Associating natural disasters with climate change — like some did last week with the massive tornado that touched down in Oklahoma — is a distortion that has been rattling around for nearly a decade or longer.
The most glaring example may be Al Gore’s portrayal of Hurricane Katrina in his 2006 film An Inconvenient Truth. According to Gore, the hurricane was the outcome of unchecked anthropogenic greenhouse gas emissions and a harbinger of what’s to come.
But he was quickly called out for misrepresenting the science to gain support for his cause. And as the dust settled in Oklahoma, it became clear that 1) the situation sucked, and 2) the science is still out on whether or not there is a concrete connection between global warming and these monster storms.
J. Marshall Shepherd, a climate change expert and professor at the University of Georgia was quoted in a May 22 CNN story as saying:
Trends in tornado occurrence over the last 50 years do not appear to have changed in conjunction with more greenhouse gases in the atmosphere and patterns of rising temperatures. … There is currently a much better understanding of how climate change increases the risks of droughts, heat waves and precipitation. There are also indications that changing patterns may influence the intensity of hurricanes. But as far as tornadoes: There’s just not a lot of information. (“No evidence global warming spawned twister”)
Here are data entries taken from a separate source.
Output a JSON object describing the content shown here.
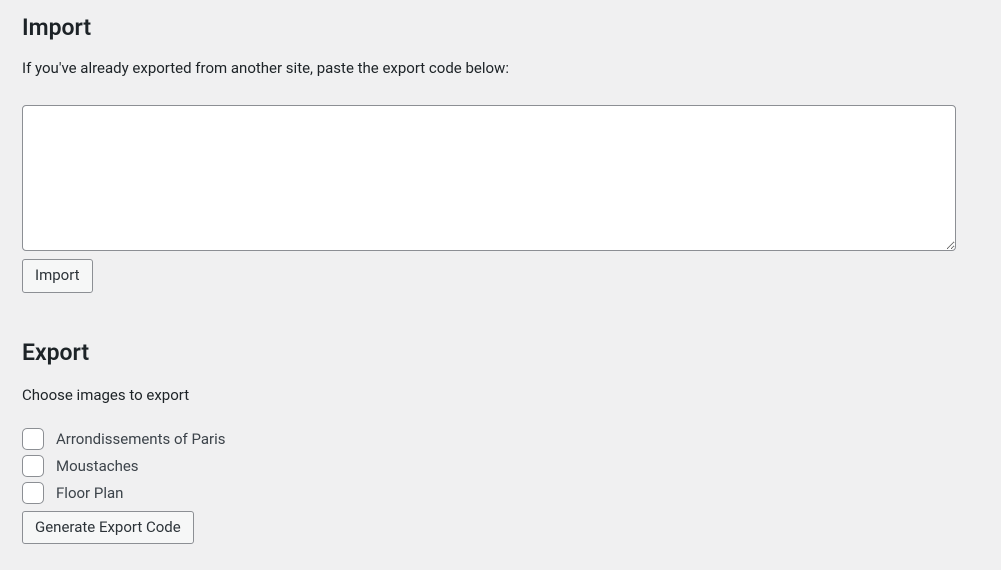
{
  "import": {
    "heading": "Import",
    "description": "If you've already exported from another site, paste the export code below:",
    "textarea_value": "",
    "button_label": "Import"
  },
  "export": {
    "heading": "Export",
    "description": "Choose images to export",
    "items": [
      {
        "label": "Arrondissements of Paris",
        "checked": false
      },
      {
        "label": "Moustaches",
        "checked": false
      },
      {
        "label": "Floor Plan",
        "checked": false
      }
    ],
    "button_label": "Generate Export Code"
  }
}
Marshall was echoing a 2012 Intergovernmental Panel on Climate Change special report [SREX] on managing the risks of extreme events, which notes that:
- There is low confidence in observed trends in small spatial-scale phenomena such as tornadoes and hail…
- There is low confidence in any observed long-term (i.e., 40 years or more) increases in tropical cyclone activity (i.e. intensity, frequency, duration) …
- There is medium confidence that some regions of the world have experienced more intense and longer droughts, in particular in southern Europe and West Africa, but in some regions droughts have become less frequent, less intense, or shorter, for example, in central North America and northwestern Australia.
- There is limited to medium evidence available to assess climate-driven observed changes in the magnitude and frequency of floods at regional scales because the available instrumental records of floods at gauge stations are limited in space and time, and because of confounding effects of changes in land use and engineering.